Aim of the exercise:
Count every line in the data below where the word "this" appears, then state only that count.

● ● ● ● ●

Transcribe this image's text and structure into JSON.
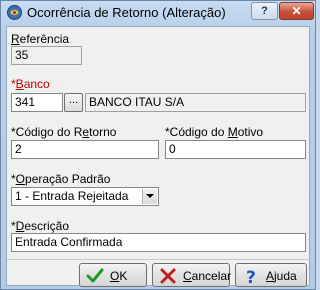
{
  "window": {
    "title": "Ocorrência de Retorno (Alteração)",
    "help_button": "?",
    "close_button": "✕"
  },
  "form": {
    "referencia": {
      "label_first": "R",
      "label_rest": "eferência",
      "value": "35"
    },
    "banco": {
      "label_required": "*",
      "label_first": "B",
      "label_rest": "anco",
      "code": "341",
      "lookup_label": "...",
      "name": "BANCO ITAU S/A"
    },
    "codigo_retorno": {
      "label_pre": "*Código do R",
      "label_accel": "e",
      "label_post": "torno",
      "value": "2"
    },
    "codigo_motivo": {
      "label_pre": "*Código do ",
      "label_accel": "M",
      "label_post": "otivo",
      "value": "0"
    },
    "operacao_padrao": {
      "label_pre": "*",
      "label_accel": "O",
      "label_post": "peração Padrão",
      "selected": "1 - Entrada Rejeitada"
    },
    "descricao": {
      "label_pre": "*",
      "label_accel": "D",
      "label_post": "escrição",
      "value": "Entrada Confirmada"
    }
  },
  "buttons": {
    "ok": {
      "accel": "O",
      "rest": "K"
    },
    "cancelar": {
      "accel": "C",
      "rest": "ancelar"
    },
    "ajuda": {
      "accel": "A",
      "rest": "juda"
    }
  },
  "colors": {
    "required_label": "#c00000",
    "titlebar": "#c7dcf2",
    "close_button": "#c8513a"
  }
}
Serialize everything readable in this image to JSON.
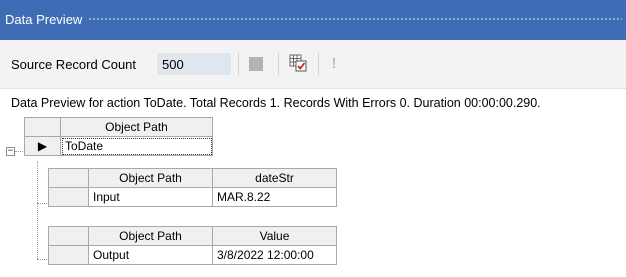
{
  "window": {
    "title": "Data Preview"
  },
  "toolbar": {
    "source_record_count_label": "Source Record Count",
    "source_record_count_value": "500",
    "stop_icon": "stop-icon",
    "grid_icon": "grid-check-icon",
    "warning_icon": "exclamation-icon",
    "warning_glyph": "!"
  },
  "status": {
    "message": "Data Preview for action ToDate. Total Records 1. Records With Errors 0. Duration 00:00:00.290."
  },
  "main_grid": {
    "header": "Object Path",
    "rows": [
      {
        "object_path": "ToDate",
        "expanded": true,
        "selected": true
      }
    ]
  },
  "child_grids": [
    {
      "headers": [
        "Object Path",
        "dateStr"
      ],
      "rows": [
        [
          "Input",
          "MAR.8.22"
        ]
      ]
    },
    {
      "headers": [
        "Object Path",
        "Value"
      ],
      "rows": [
        [
          "Output",
          "3/8/2022 12:00:00"
        ]
      ]
    }
  ],
  "colors": {
    "title_bar": "#3e6db5",
    "toolbar_bg": "#f3f3f3",
    "input_bg": "#dfe6ee",
    "grid_header_bg": "#f0f0f0"
  }
}
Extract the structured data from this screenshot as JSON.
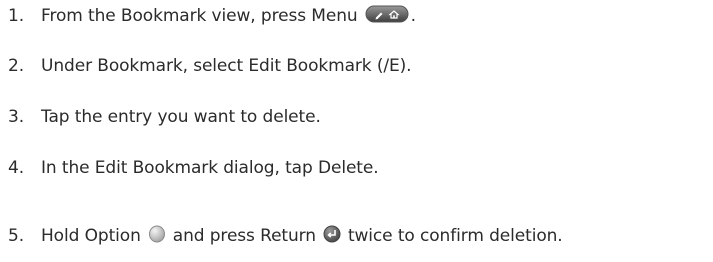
{
  "steps": [
    {
      "number": "1.",
      "text_before": "From the Bookmark view, press Menu",
      "icon": "menu-button-icon",
      "text_after": "."
    },
    {
      "number": "2.",
      "text": "Under Bookmark, select Edit Bookmark (/E)."
    },
    {
      "number": "3.",
      "text": "Tap the entry you want to delete."
    },
    {
      "number": "4.",
      "text": "In the Edit Bookmark dialog, tap Delete."
    },
    {
      "number": "5.",
      "text_part1": "Hold Option",
      "icon_option": "option-key-icon",
      "text_part2": "and press Return",
      "icon_return": "return-key-icon",
      "text_part3": "twice to confirm deletion."
    }
  ]
}
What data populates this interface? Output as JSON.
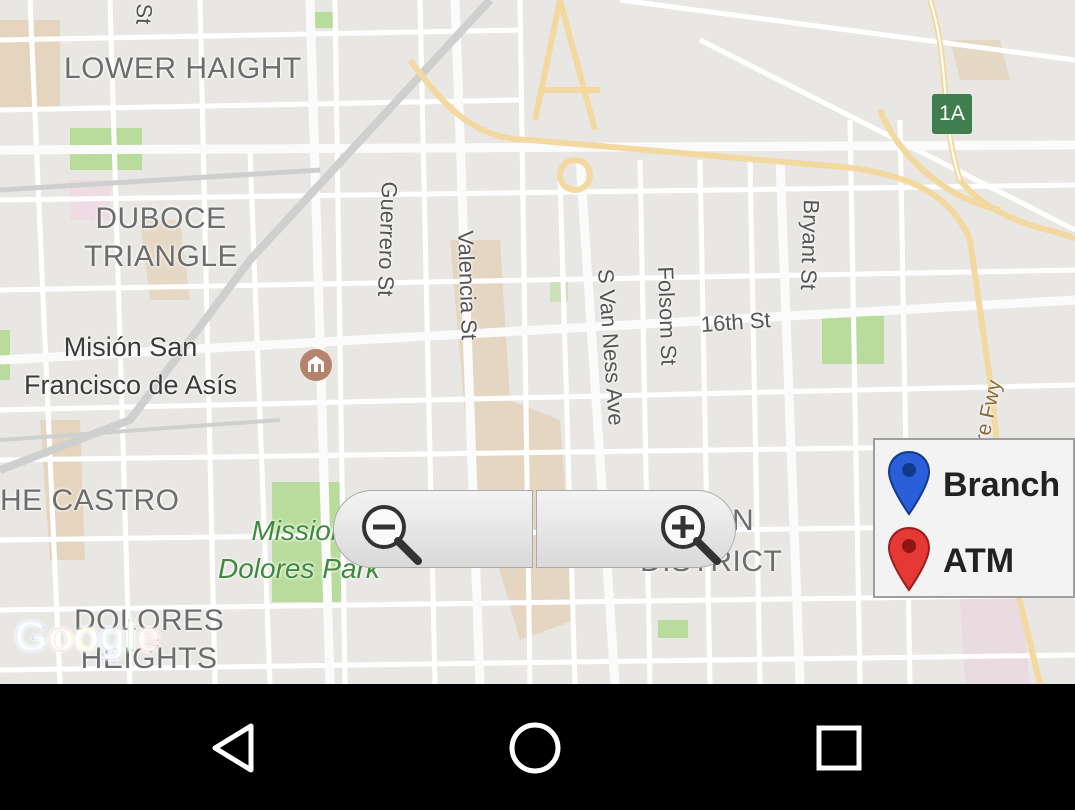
{
  "map": {
    "neighborhoods": [
      {
        "name": "LOWER HAIGHT"
      },
      {
        "name": "DUBOCE\nTRIANGLE"
      },
      {
        "name": "HE CASTRO"
      },
      {
        "name": "DOLORES\nHEIGHTS"
      },
      {
        "name": "N"
      },
      {
        "name": "DISTRICT"
      }
    ],
    "streets": [
      {
        "name": "Guerrero St"
      },
      {
        "name": "Valencia St"
      },
      {
        "name": "S Van Ness Ave"
      },
      {
        "name": "Folsom St"
      },
      {
        "name": "Bryant St"
      },
      {
        "name": "16th St"
      },
      {
        "name": "St"
      }
    ],
    "highway": {
      "name": "Bayshore Fwy",
      "shield": "1A"
    },
    "poi": {
      "name": "Misión San\nFrancisco de Asís",
      "icon": "mission-landmark-icon"
    },
    "park": {
      "name": "Mission\nDolores Park"
    },
    "attribution": {
      "text": "Google"
    },
    "colors": {
      "land": "#e9e7e4",
      "road": "#ffffff",
      "arterial": "#f3d9a0",
      "park": "#b9dc9c",
      "district": "#e2c9a6"
    }
  },
  "zoom_controls": {
    "zoom_out_icon": "zoom-out-magnifier-icon",
    "zoom_in_icon": "zoom-in-magnifier-icon"
  },
  "legend": {
    "items": [
      {
        "label": "Branch",
        "icon": "blue-map-pin-icon",
        "color": "#2b5fd9"
      },
      {
        "label": "ATM",
        "icon": "red-map-pin-icon",
        "color": "#e53935"
      }
    ]
  },
  "navbar": {
    "back_icon": "back-triangle-icon",
    "home_icon": "home-circle-icon",
    "recents_icon": "recents-square-icon"
  }
}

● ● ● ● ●

Task output:
4